There is an excellent analogy by Tristan Harris, where he explains how, for instance, we, as social media users, are not the clients of these platforms. We do not pay to use Instagram. If we do not pay to use a service, how can we be the clients? The answer is we are not. The clients are the advertisers who pay to have their ads shown on such platforms, making the time we spend looking at screens (our attention) the real product. Is this aligned with our well-being – being reduced to a transactional commodity by a big-tech company? Probably not, and that is why Digital Minimalism is slowly becoming a mainstream philosophy.
It is not about a desire to go back to a time past where these technologies did not exist. First, because that is not happening, and secondly, being objective also means recognizing that these technologies also have some fantastic perks. Never before have we been able to connect with people far away with a couple of clicks or access all information in the world with a simple search query.
No, digital minimalism, like many other things in life, is about optimizing what is good while reducing what is bad. Most of all, it is about having the discipline and empathy to distinguish the two. So in the next section, I want to share some tips and tools that have helped me in this journey.
Tips and tricks for a mindful relationship with our gadgets
Ratio Android Launcher by Blloc
If you are an android user, I would definitely recommend this Android Launcher. When you install Ratio, your home screen is transformed into a user-centered, black and white hub for your most essential apps. In addition, its minimalistic and conscious UI helps users break their phone addiction, making phones more of a tool and less of a slot machine.
“Just Focus” Chrome Extension
I am kind of a sucker for quotes. I think there is a lot of power in short sentences pondered by great minds. Just look at Shia Labeouf’s “Just do it!”. Powerful stuff indeed.
“Just Focus” is a Chrome Extension that allows you to specify websites that are distracting you and, when activated, every time you type and try to access these URL’s you are received with a purple screen and a random famous inspirational quote. It also tracks and tells you how long it’s been activated, so it is kind of fun to see how long you can go without turning it off to check Facebook.
Unfollow people on Social Media
When I first started doing this, I would get a great FOMO rush every time I pressed the Unfollow button on Instagram. However, I quickly realized that most people and pages I followed weren’t really adding any value to my life, and soon my “following” count would be cut in half. What I found pleasantly surprising is that now when I go on my weekly Instagram peaks (which I do on my laptop to avoid having it installed on my phone), I get to the “There is no more new content” notification quite fast and after that, my motivation to keep scrolling drops significantly.

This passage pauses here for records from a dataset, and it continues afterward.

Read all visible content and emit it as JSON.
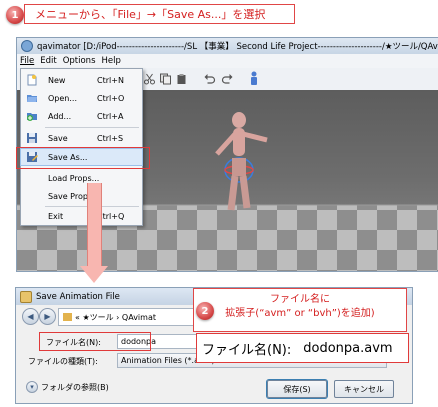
{
  "step1": {
    "number": "1",
    "text": "メニューから、「File」→「Save As...」を選択"
  },
  "step2": {
    "number": "2",
    "line1": "ファイル名に",
    "line2": "拡張子(“avm” or “bvh”)を追加)"
  },
  "main_window": {
    "title": "qavimator [D:/iPod----------------------/SL 【事業】 Second Life Project---------------------/★ツール/QAv",
    "menubar": [
      "File",
      "Edit",
      "Options",
      "Help"
    ],
    "file_menu": [
      {
        "label": "New",
        "shortcut": "Ctrl+N",
        "icon": "new-file-icon"
      },
      {
        "label": "Open...",
        "shortcut": "Ctrl+O",
        "icon": "open-folder-icon"
      },
      {
        "label": "Add...",
        "shortcut": "Ctrl+A",
        "icon": "add-file-icon"
      },
      {
        "label": "Save",
        "shortcut": "Ctrl+S",
        "icon": "save-icon"
      },
      {
        "label": "Save As...",
        "shortcut": "",
        "icon": "save-as-icon"
      },
      {
        "label": "Load Props...",
        "shortcut": "",
        "icon": ""
      },
      {
        "label": "Save Props...",
        "shortcut": "",
        "icon": ""
      },
      {
        "label": "Exit",
        "shortcut": "Ctrl+Q",
        "icon": ""
      }
    ]
  },
  "save_dialog": {
    "title": "Save Animation File",
    "address": "« ★ツール › QAvimat",
    "filename_label": "ファイル名(N):",
    "filename_value": "dodonpa",
    "filetype_label": "ファイルの種類(T):",
    "filetype_value": "Animation Files (*.avm)",
    "browse_folders": "フォルダの参照(B)",
    "save_button": "保存(S)",
    "cancel_button": "キャンセル"
  },
  "zoom": {
    "label": "ファイル名(N):",
    "value": "dodonpa.avm"
  },
  "colors": {
    "callout_red": "#d41f1f",
    "arrow_pink": "#f8b6b0"
  }
}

Turn off notifications for all non-essentials
I still vaguely remember when phones’ main functions were making calls and sending messages. A good (and pretty obvious) way to have a better relationship with your phone while remaining accessible is to just turn off every beep unrelated to a call or a message. I even have the message notifications turned off during my working hours, and people that talk to me regularly, quickly realized that, to get in contact with me, most of the time, it is best to just give me a call.

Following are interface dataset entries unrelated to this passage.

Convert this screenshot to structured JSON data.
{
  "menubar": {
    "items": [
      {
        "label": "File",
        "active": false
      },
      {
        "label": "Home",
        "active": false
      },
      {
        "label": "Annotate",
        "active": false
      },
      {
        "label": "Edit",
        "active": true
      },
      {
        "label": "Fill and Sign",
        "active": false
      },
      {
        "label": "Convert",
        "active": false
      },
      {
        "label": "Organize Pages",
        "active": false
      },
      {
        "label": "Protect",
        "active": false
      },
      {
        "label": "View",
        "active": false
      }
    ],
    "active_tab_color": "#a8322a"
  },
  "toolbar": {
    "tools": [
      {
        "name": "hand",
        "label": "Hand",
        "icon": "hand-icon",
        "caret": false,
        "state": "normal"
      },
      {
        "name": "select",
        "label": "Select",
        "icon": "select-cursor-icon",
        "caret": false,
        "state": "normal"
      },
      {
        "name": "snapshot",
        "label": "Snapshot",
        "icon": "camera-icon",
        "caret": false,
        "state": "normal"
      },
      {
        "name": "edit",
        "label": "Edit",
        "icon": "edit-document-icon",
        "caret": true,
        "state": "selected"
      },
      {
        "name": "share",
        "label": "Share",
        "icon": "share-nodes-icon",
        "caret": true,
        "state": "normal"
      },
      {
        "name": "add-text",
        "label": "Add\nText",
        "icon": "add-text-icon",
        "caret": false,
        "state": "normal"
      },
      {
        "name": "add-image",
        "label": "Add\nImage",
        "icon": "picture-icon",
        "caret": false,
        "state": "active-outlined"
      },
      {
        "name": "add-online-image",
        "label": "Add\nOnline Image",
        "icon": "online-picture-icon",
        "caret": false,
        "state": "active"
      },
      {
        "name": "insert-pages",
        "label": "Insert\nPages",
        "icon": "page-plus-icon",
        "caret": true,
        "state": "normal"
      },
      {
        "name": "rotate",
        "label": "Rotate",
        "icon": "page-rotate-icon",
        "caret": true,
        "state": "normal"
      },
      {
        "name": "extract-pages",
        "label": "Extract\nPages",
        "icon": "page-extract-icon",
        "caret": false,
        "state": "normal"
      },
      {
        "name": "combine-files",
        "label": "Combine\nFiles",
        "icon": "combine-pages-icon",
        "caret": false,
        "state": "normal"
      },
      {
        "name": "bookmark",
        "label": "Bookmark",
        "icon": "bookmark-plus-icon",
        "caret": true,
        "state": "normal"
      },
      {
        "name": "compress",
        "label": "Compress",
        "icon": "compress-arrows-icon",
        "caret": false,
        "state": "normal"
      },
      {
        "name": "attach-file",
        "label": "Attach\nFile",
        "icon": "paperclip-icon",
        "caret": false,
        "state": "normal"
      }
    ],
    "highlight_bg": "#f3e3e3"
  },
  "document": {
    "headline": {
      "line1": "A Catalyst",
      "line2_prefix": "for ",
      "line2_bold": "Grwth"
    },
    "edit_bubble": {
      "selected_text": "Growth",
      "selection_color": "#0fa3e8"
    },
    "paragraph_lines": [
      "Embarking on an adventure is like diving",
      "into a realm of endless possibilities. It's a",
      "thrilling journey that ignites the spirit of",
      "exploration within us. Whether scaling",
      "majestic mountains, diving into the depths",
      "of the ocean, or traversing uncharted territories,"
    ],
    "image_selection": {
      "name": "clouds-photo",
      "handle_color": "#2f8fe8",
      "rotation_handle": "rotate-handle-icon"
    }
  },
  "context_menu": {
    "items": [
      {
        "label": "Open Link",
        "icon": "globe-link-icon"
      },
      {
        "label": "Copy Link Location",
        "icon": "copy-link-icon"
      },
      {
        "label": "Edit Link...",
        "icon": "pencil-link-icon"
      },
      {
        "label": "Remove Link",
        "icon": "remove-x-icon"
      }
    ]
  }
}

There are many other tips and tricks to live a more intentional life with technology, but the intent of this post is just to give you an introduction to an obvious yet critical issue of our time. Of course, everyone is different and leads lives with distinct necessities, so things that work for me might not work well for you. However, there is no right or wrong way to go about digital minimalism as long as we know ourselves and the technologies that surround us well enough to make informed decisions on how much is too much.